== Segment start ==

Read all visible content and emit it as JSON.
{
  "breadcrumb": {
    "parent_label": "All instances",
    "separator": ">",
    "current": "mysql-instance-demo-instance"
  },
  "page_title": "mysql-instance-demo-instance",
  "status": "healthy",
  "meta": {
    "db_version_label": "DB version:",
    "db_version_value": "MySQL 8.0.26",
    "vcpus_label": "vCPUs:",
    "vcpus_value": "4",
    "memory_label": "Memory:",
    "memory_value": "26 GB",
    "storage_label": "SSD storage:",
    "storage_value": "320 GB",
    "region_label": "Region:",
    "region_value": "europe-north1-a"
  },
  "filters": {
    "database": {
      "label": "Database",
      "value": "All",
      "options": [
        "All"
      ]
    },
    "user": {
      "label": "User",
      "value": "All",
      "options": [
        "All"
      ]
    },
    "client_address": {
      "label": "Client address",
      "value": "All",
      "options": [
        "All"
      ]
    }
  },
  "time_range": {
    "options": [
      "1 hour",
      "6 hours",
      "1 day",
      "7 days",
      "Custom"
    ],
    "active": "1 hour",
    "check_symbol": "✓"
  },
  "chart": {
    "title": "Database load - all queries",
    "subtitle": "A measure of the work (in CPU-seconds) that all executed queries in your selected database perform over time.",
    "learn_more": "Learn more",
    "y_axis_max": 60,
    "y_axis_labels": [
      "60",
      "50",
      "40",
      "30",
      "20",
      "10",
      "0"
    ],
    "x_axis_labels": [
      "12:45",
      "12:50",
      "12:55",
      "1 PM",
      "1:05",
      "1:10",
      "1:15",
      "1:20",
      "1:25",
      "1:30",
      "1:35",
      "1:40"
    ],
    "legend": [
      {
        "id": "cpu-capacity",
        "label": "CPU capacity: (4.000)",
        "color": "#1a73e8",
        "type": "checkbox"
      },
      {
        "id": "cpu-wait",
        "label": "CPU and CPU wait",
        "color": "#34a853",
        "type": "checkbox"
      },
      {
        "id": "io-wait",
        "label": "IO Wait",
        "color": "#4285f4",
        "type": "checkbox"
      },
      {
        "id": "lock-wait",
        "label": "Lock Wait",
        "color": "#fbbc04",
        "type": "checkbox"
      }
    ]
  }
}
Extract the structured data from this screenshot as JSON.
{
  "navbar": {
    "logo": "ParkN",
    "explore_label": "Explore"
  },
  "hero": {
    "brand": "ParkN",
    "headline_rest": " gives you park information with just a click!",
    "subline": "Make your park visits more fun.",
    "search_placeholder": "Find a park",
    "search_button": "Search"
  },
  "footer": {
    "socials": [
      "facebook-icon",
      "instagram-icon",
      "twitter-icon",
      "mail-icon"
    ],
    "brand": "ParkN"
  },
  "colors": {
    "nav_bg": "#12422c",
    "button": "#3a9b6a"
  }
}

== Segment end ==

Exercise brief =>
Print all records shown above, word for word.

Finished task =>
Read all visible content and emit it as JSON.
{
  "breadcrumb": {
    "parent_label": "All instances",
    "separator": ">",
    "current": "mysql-instance-demo-instance"
  },
  "page_title": "mysql-instance-demo-instance",
  "status": "healthy",
  "meta": {
    "db_version_label": "DB version:",
    "db_version_value": "MySQL 8.0.26",
    "vcpus_label": "vCPUs:",
    "vcpus_value": "4",
    "memory_label": "Memory:",
    "memory_value": "26 GB",
    "storage_label": "SSD storage:",
    "storage_value": "320 GB",
    "region_label": "Region:",
    "region_value": "europe-north1-a"
  },
  "filters": {
    "database": {
      "label": "Database",
      "value": "All",
      "options": [
        "All"
      ]
    },
    "user": {
      "label": "User",
      "value": "All",
      "options": [
        "All"
      ]
    },
    "client_address": {
      "label": "Client address",
      "value": "All",
      "options": [
        "All"
      ]
    }
  },
  "time_range": {
    "options": [
      "1 hour",
      "6 hours",
      "1 day",
      "7 days",
      "Custom"
    ],
    "active": "1 hour",
    "check_symbol": "✓"
  },
  "chart": {
    "title": "Database load - all queries",
    "subtitle": "A measure of the work (in CPU-seconds) that all executed queries in your selected database perform over time.",
    "learn_more": "Learn more",
    "y_axis_max": 60,
    "y_axis_labels": [
      "60",
      "50",
      "40",
      "30",
      "20",
      "10",
      "0"
    ],
    "x_axis_labels": [
      "12:45",
      "12:50",
      "12:55",
      "1 PM",
      "1:05",
      "1:10",
      "1:15",
      "1:20",
      "1:25",
      "1:30",
      "1:35",
      "1:40"
    ],
    "legend": [
      {
        "id": "cpu-capacity",
        "label": "CPU capacity: (4.000)",
        "color": "#1a73e8",
        "type": "checkbox"
      },
      {
        "id": "cpu-wait",
        "label": "CPU and CPU wait",
        "color": "#34a853",
        "type": "checkbox"
      },
      {
        "id": "io-wait",
        "label": "IO Wait",
        "color": "#4285f4",
        "type": "checkbox"
      },
      {
        "id": "lock-wait",
        "label": "Lock Wait",
        "color": "#fbbc04",
        "type": "checkbox"
      }
    ]
  }
}
Extract the structured data from this screenshot as JSON.
{
  "navbar": {
    "logo": "ParkN",
    "explore_label": "Explore"
  },
  "hero": {
    "brand": "ParkN",
    "headline_rest": " gives you park information with just a click!",
    "subline": "Make your park visits more fun.",
    "search_placeholder": "Find a park",
    "search_button": "Search"
  },
  "footer": {
    "socials": [
      "facebook-icon",
      "instagram-icon",
      "twitter-icon",
      "mail-icon"
    ],
    "brand": "ParkN"
  },
  "colors": {
    "nav_bg": "#12422c",
    "button": "#3a9b6a"
  }
}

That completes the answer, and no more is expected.